*Input records*:

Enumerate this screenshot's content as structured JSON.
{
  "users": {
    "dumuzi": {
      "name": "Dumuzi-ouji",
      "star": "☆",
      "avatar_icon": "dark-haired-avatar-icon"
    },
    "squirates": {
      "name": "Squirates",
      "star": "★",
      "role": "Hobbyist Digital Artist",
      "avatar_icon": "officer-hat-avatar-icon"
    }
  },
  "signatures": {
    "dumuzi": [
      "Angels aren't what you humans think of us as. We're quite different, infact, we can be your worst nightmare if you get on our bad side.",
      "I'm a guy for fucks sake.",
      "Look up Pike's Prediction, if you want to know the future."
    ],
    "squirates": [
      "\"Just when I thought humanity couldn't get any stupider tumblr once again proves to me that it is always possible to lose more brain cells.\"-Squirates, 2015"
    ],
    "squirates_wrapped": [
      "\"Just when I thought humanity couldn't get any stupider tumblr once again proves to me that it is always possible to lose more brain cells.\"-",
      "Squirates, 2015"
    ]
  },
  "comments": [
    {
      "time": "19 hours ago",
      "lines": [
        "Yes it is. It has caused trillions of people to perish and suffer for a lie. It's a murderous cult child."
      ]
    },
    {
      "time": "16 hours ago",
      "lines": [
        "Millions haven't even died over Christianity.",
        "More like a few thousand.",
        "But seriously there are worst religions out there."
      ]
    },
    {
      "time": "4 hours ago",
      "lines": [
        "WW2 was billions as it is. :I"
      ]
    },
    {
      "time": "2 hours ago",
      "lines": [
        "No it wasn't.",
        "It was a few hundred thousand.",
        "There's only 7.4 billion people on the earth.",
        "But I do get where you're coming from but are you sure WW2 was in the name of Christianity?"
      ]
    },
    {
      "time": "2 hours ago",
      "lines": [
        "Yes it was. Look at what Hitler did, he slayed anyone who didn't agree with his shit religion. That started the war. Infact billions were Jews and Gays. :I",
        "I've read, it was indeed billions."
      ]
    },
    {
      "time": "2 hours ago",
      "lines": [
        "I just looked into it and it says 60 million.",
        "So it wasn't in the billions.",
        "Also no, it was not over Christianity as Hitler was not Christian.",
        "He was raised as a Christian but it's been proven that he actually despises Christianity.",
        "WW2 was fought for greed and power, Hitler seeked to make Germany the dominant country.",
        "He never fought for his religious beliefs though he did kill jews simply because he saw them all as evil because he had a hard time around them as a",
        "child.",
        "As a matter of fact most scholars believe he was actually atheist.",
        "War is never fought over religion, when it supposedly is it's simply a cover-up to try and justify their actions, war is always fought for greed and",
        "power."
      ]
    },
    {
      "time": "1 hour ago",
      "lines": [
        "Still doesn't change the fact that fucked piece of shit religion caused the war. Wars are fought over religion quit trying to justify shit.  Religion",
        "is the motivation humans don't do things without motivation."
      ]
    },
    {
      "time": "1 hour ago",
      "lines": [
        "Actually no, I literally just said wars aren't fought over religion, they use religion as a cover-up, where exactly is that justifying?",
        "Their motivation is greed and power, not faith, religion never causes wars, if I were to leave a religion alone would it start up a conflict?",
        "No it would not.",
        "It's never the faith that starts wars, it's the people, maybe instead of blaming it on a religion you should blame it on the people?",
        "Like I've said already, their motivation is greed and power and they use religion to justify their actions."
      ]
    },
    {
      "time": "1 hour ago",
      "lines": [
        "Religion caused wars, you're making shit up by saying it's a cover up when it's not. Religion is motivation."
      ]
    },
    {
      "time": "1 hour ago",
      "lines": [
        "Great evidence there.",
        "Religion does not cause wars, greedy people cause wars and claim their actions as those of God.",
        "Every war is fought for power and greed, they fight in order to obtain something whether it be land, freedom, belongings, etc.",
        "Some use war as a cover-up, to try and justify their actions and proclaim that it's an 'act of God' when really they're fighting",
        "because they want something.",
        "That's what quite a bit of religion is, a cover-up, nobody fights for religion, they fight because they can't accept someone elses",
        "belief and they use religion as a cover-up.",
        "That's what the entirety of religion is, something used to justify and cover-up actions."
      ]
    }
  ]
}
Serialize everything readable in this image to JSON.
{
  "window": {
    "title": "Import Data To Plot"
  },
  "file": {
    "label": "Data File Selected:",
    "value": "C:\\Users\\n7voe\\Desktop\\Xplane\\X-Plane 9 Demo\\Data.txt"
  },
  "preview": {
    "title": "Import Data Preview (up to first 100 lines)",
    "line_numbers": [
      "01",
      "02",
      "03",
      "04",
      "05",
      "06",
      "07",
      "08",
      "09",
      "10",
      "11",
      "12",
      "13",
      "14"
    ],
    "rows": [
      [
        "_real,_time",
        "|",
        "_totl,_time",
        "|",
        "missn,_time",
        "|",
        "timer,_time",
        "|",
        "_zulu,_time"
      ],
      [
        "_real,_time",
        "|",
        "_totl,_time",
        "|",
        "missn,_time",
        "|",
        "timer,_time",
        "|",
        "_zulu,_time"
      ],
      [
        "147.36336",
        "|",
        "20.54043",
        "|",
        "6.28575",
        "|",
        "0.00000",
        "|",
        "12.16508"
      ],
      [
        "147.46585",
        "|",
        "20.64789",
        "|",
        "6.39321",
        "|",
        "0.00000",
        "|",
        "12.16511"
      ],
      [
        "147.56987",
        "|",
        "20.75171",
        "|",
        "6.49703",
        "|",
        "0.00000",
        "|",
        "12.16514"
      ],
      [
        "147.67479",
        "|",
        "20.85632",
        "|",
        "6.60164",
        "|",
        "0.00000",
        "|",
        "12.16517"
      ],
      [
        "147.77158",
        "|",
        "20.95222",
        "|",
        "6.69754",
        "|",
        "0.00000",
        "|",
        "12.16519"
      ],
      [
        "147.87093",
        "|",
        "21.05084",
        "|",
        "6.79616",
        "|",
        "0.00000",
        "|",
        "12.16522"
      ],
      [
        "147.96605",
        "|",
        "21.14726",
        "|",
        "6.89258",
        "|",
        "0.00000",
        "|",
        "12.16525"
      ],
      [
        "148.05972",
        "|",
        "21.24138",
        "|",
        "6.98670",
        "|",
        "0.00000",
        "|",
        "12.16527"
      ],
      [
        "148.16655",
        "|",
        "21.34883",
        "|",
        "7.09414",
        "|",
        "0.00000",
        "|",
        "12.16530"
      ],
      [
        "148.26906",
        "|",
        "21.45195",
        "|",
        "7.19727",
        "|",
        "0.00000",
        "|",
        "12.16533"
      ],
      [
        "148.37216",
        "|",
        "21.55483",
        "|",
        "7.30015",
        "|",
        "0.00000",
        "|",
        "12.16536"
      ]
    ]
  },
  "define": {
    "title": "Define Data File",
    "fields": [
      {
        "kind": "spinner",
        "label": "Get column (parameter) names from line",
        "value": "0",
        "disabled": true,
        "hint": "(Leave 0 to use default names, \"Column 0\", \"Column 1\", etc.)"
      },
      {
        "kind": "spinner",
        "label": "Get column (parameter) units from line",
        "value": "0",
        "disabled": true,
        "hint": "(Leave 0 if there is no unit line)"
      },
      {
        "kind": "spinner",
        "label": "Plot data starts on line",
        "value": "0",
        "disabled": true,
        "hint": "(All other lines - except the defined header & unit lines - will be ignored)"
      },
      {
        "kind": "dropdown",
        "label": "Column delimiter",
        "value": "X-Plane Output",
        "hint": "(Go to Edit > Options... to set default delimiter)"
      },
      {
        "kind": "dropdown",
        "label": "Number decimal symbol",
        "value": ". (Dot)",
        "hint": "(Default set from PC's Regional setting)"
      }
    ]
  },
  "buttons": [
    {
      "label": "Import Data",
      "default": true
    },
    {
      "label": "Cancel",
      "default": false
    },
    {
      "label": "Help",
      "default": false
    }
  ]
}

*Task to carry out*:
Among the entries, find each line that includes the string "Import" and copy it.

*Answer space*:
    "title": "Import Data To Plot"
    "title": "Import Data Preview (up to first 100 lines)",
      "label": "Import Data",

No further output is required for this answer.